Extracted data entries
□ □ □ □ □ □ □
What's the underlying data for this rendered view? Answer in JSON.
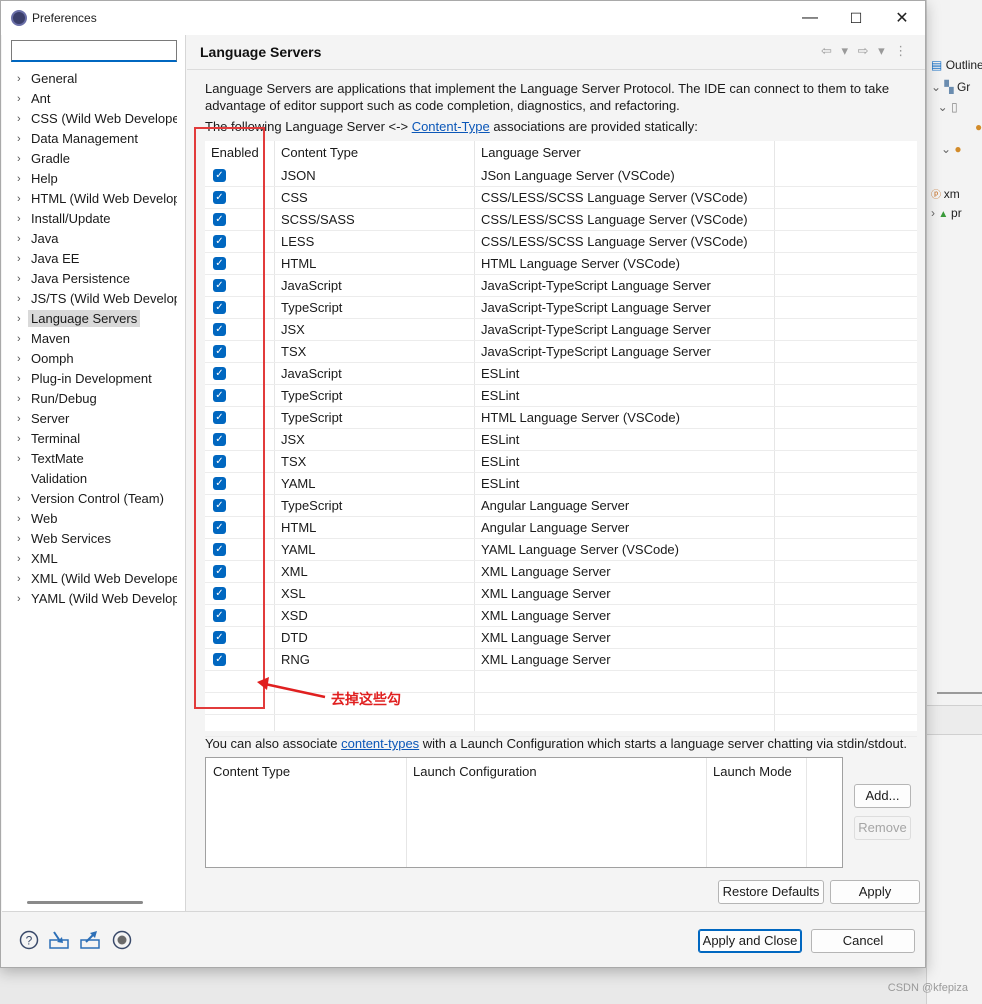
{
  "window": {
    "title": "Preferences",
    "minimize": "—",
    "maximize": "☐",
    "close": "✕"
  },
  "filter": {
    "value": "",
    "placeholder": ""
  },
  "tree": [
    {
      "label": "General",
      "chevron": true
    },
    {
      "label": "Ant",
      "chevron": true
    },
    {
      "label": "CSS (Wild Web Develope",
      "chevron": true
    },
    {
      "label": "Data Management",
      "chevron": true
    },
    {
      "label": "Gradle",
      "chevron": true
    },
    {
      "label": "Help",
      "chevron": true
    },
    {
      "label": "HTML (Wild Web Develop",
      "chevron": true
    },
    {
      "label": "Install/Update",
      "chevron": true
    },
    {
      "label": "Java",
      "chevron": true
    },
    {
      "label": "Java EE",
      "chevron": true
    },
    {
      "label": "Java Persistence",
      "chevron": true
    },
    {
      "label": "JS/TS (Wild Web Develop",
      "chevron": true
    },
    {
      "label": "Language Servers",
      "chevron": true,
      "selected": true
    },
    {
      "label": "Maven",
      "chevron": true
    },
    {
      "label": "Oomph",
      "chevron": true
    },
    {
      "label": "Plug-in Development",
      "chevron": true
    },
    {
      "label": "Run/Debug",
      "chevron": true
    },
    {
      "label": "Server",
      "chevron": true
    },
    {
      "label": "Terminal",
      "chevron": true
    },
    {
      "label": "TextMate",
      "chevron": true
    },
    {
      "label": "Validation",
      "chevron": false
    },
    {
      "label": "Version Control (Team)",
      "chevron": true
    },
    {
      "label": "Web",
      "chevron": true
    },
    {
      "label": "Web Services",
      "chevron": true
    },
    {
      "label": "XML",
      "chevron": true
    },
    {
      "label": "XML (Wild Web Develope",
      "chevron": true
    },
    {
      "label": "YAML (Wild Web Develop",
      "chevron": true
    }
  ],
  "page": {
    "title": "Language Servers",
    "nav": "⇦ ▾ ⇨ ▾ ⋮",
    "description": "Language Servers are applications that implement the Language Server Protocol. The IDE can connect to them to take advantage of editor support such as code completion, diagnostics, and refactoring.",
    "assoc_prefix": "The following Language Server <-> ",
    "assoc_link": "Content-Type",
    "assoc_suffix": " associations are provided statically:"
  },
  "table": {
    "headers": {
      "enabled": "Enabled",
      "content_type": "Content Type",
      "language_server": "Language Server"
    },
    "rows": [
      {
        "enabled": true,
        "content_type": "JSON",
        "server": "JSon Language Server (VSCode)"
      },
      {
        "enabled": true,
        "content_type": "CSS",
        "server": "CSS/LESS/SCSS Language Server (VSCode)"
      },
      {
        "enabled": true,
        "content_type": "SCSS/SASS",
        "server": "CSS/LESS/SCSS Language Server (VSCode)"
      },
      {
        "enabled": true,
        "content_type": "LESS",
        "server": "CSS/LESS/SCSS Language Server (VSCode)"
      },
      {
        "enabled": true,
        "content_type": "HTML",
        "server": "HTML Language Server (VSCode)"
      },
      {
        "enabled": true,
        "content_type": "JavaScript",
        "server": "JavaScript-TypeScript Language Server"
      },
      {
        "enabled": true,
        "content_type": "TypeScript",
        "server": "JavaScript-TypeScript Language Server"
      },
      {
        "enabled": true,
        "content_type": "JSX",
        "server": "JavaScript-TypeScript Language Server"
      },
      {
        "enabled": true,
        "content_type": "TSX",
        "server": "JavaScript-TypeScript Language Server"
      },
      {
        "enabled": true,
        "content_type": "JavaScript",
        "server": "ESLint"
      },
      {
        "enabled": true,
        "content_type": "TypeScript",
        "server": "ESLint"
      },
      {
        "enabled": true,
        "content_type": "TypeScript",
        "server": "HTML Language Server (VSCode)"
      },
      {
        "enabled": true,
        "content_type": "JSX",
        "server": "ESLint"
      },
      {
        "enabled": true,
        "content_type": "TSX",
        "server": "ESLint"
      },
      {
        "enabled": true,
        "content_type": "YAML",
        "server": "ESLint"
      },
      {
        "enabled": true,
        "content_type": "TypeScript",
        "server": "Angular Language Server"
      },
      {
        "enabled": true,
        "content_type": "HTML",
        "server": "Angular Language Server"
      },
      {
        "enabled": true,
        "content_type": "YAML",
        "server": "YAML Language Server (VSCode)"
      },
      {
        "enabled": true,
        "content_type": "XML",
        "server": "XML Language Server"
      },
      {
        "enabled": true,
        "content_type": "XSL",
        "server": "XML Language Server"
      },
      {
        "enabled": true,
        "content_type": "XSD",
        "server": "XML Language Server"
      },
      {
        "enabled": true,
        "content_type": "DTD",
        "server": "XML Language Server"
      },
      {
        "enabled": true,
        "content_type": "RNG",
        "server": "XML Language Server"
      }
    ]
  },
  "annotation": {
    "text": "去掉这些勾",
    "color": "#e02020"
  },
  "launch": {
    "prefix": "You can also associate ",
    "link": "content-types",
    "suffix": " with a Launch Configuration which starts a language server chatting via stdin/stdout.",
    "headers": {
      "content_type": "Content Type",
      "launch_configuration": "Launch Configuration",
      "launch_mode": "Launch Mode"
    },
    "add_label": "Add...",
    "remove_label": "Remove"
  },
  "buttons": {
    "restore_defaults": "Restore Defaults",
    "apply": "Apply",
    "apply_and_close": "Apply and Close",
    "cancel": "Cancel"
  },
  "footer_icons": [
    "help-icon",
    "import-icon",
    "export-icon",
    "record-icon"
  ],
  "background": {
    "outline_label": "Outline",
    "rows": [
      "Gr",
      "xm",
      "pr"
    ]
  },
  "watermark": "CSDN @kfepiza",
  "colors": {
    "accent": "#0067c0",
    "annotation": "#e02020",
    "link": "#0b57b8"
  }
}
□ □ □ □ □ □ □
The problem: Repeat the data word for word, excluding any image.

Answer space:
What's the underlying data for this rendered view? Answer in JSON.
{
  "window": {
    "title": "Preferences",
    "minimize": "—",
    "maximize": "☐",
    "close": "✕"
  },
  "filter": {
    "value": "",
    "placeholder": ""
  },
  "tree": [
    {
      "label": "General",
      "chevron": true
    },
    {
      "label": "Ant",
      "chevron": true
    },
    {
      "label": "CSS (Wild Web Develope",
      "chevron": true
    },
    {
      "label": "Data Management",
      "chevron": true
    },
    {
      "label": "Gradle",
      "chevron": true
    },
    {
      "label": "Help",
      "chevron": true
    },
    {
      "label": "HTML (Wild Web Develop",
      "chevron": true
    },
    {
      "label": "Install/Update",
      "chevron": true
    },
    {
      "label": "Java",
      "chevron": true
    },
    {
      "label": "Java EE",
      "chevron": true
    },
    {
      "label": "Java Persistence",
      "chevron": true
    },
    {
      "label": "JS/TS (Wild Web Develop",
      "chevron": true
    },
    {
      "label": "Language Servers",
      "chevron": true,
      "selected": true
    },
    {
      "label": "Maven",
      "chevron": true
    },
    {
      "label": "Oomph",
      "chevron": true
    },
    {
      "label": "Plug-in Development",
      "chevron": true
    },
    {
      "label": "Run/Debug",
      "chevron": true
    },
    {
      "label": "Server",
      "chevron": true
    },
    {
      "label": "Terminal",
      "chevron": true
    },
    {
      "label": "TextMate",
      "chevron": true
    },
    {
      "label": "Validation",
      "chevron": false
    },
    {
      "label": "Version Control (Team)",
      "chevron": true
    },
    {
      "label": "Web",
      "chevron": true
    },
    {
      "label": "Web Services",
      "chevron": true
    },
    {
      "label": "XML",
      "chevron": true
    },
    {
      "label": "XML (Wild Web Develope",
      "chevron": true
    },
    {
      "label": "YAML (Wild Web Develop",
      "chevron": true
    }
  ],
  "page": {
    "title": "Language Servers",
    "nav": "⇦ ▾ ⇨ ▾ ⋮",
    "description": "Language Servers are applications that implement the Language Server Protocol. The IDE can connect to them to take advantage of editor support such as code completion, diagnostics, and refactoring.",
    "assoc_prefix": "The following Language Server <-> ",
    "assoc_link": "Content-Type",
    "assoc_suffix": " associations are provided statically:"
  },
  "table": {
    "headers": {
      "enabled": "Enabled",
      "content_type": "Content Type",
      "language_server": "Language Server"
    },
    "rows": [
      {
        "enabled": true,
        "content_type": "JSON",
        "server": "JSon Language Server (VSCode)"
      },
      {
        "enabled": true,
        "content_type": "CSS",
        "server": "CSS/LESS/SCSS Language Server (VSCode)"
      },
      {
        "enabled": true,
        "content_type": "SCSS/SASS",
        "server": "CSS/LESS/SCSS Language Server (VSCode)"
      },
      {
        "enabled": true,
        "content_type": "LESS",
        "server": "CSS/LESS/SCSS Language Server (VSCode)"
      },
      {
        "enabled": true,
        "content_type": "HTML",
        "server": "HTML Language Server (VSCode)"
      },
      {
        "enabled": true,
        "content_type": "JavaScript",
        "server": "JavaScript-TypeScript Language Server"
      },
      {
        "enabled": true,
        "content_type": "TypeScript",
        "server": "JavaScript-TypeScript Language Server"
      },
      {
        "enabled": true,
        "content_type": "JSX",
        "server": "JavaScript-TypeScript Language Server"
      },
      {
        "enabled": true,
        "content_type": "TSX",
        "server": "JavaScript-TypeScript Language Server"
      },
      {
        "enabled": true,
        "content_type": "JavaScript",
        "server": "ESLint"
      },
      {
        "enabled": true,
        "content_type": "TypeScript",
        "server": "ESLint"
      },
      {
        "enabled": true,
        "content_type": "TypeScript",
        "server": "HTML Language Server (VSCode)"
      },
      {
        "enabled": true,
        "content_type": "JSX",
        "server": "ESLint"
      },
      {
        "enabled": true,
        "content_type": "TSX",
        "server": "ESLint"
      },
      {
        "enabled": true,
        "content_type": "YAML",
        "server": "ESLint"
      },
      {
        "enabled": true,
        "content_type": "TypeScript",
        "server": "Angular Language Server"
      },
      {
        "enabled": true,
        "content_type": "HTML",
        "server": "Angular Language Server"
      },
      {
        "enabled": true,
        "content_type": "YAML",
        "server": "YAML Language Server (VSCode)"
      },
      {
        "enabled": true,
        "content_type": "XML",
        "server": "XML Language Server"
      },
      {
        "enabled": true,
        "content_type": "XSL",
        "server": "XML Language Server"
      },
      {
        "enabled": true,
        "content_type": "XSD",
        "server": "XML Language Server"
      },
      {
        "enabled": true,
        "content_type": "DTD",
        "server": "XML Language Server"
      },
      {
        "enabled": true,
        "content_type": "RNG",
        "server": "XML Language Server"
      }
    ]
  },
  "annotation": {
    "text": "去掉这些勾",
    "color": "#e02020"
  },
  "launch": {
    "prefix": "You can also associate ",
    "link": "content-types",
    "suffix": " with a Launch Configuration which starts a language server chatting via stdin/stdout.",
    "headers": {
      "content_type": "Content Type",
      "launch_configuration": "Launch Configuration",
      "launch_mode": "Launch Mode"
    },
    "add_label": "Add...",
    "remove_label": "Remove"
  },
  "buttons": {
    "restore_defaults": "Restore Defaults",
    "apply": "Apply",
    "apply_and_close": "Apply and Close",
    "cancel": "Cancel"
  },
  "footer_icons": [
    "help-icon",
    "import-icon",
    "export-icon",
    "record-icon"
  ],
  "background": {
    "outline_label": "Outline",
    "rows": [
      "Gr",
      "xm",
      "pr"
    ]
  },
  "watermark": "CSDN @kfepiza",
  "colors": {
    "accent": "#0067c0",
    "annotation": "#e02020",
    "link": "#0b57b8"
  }
}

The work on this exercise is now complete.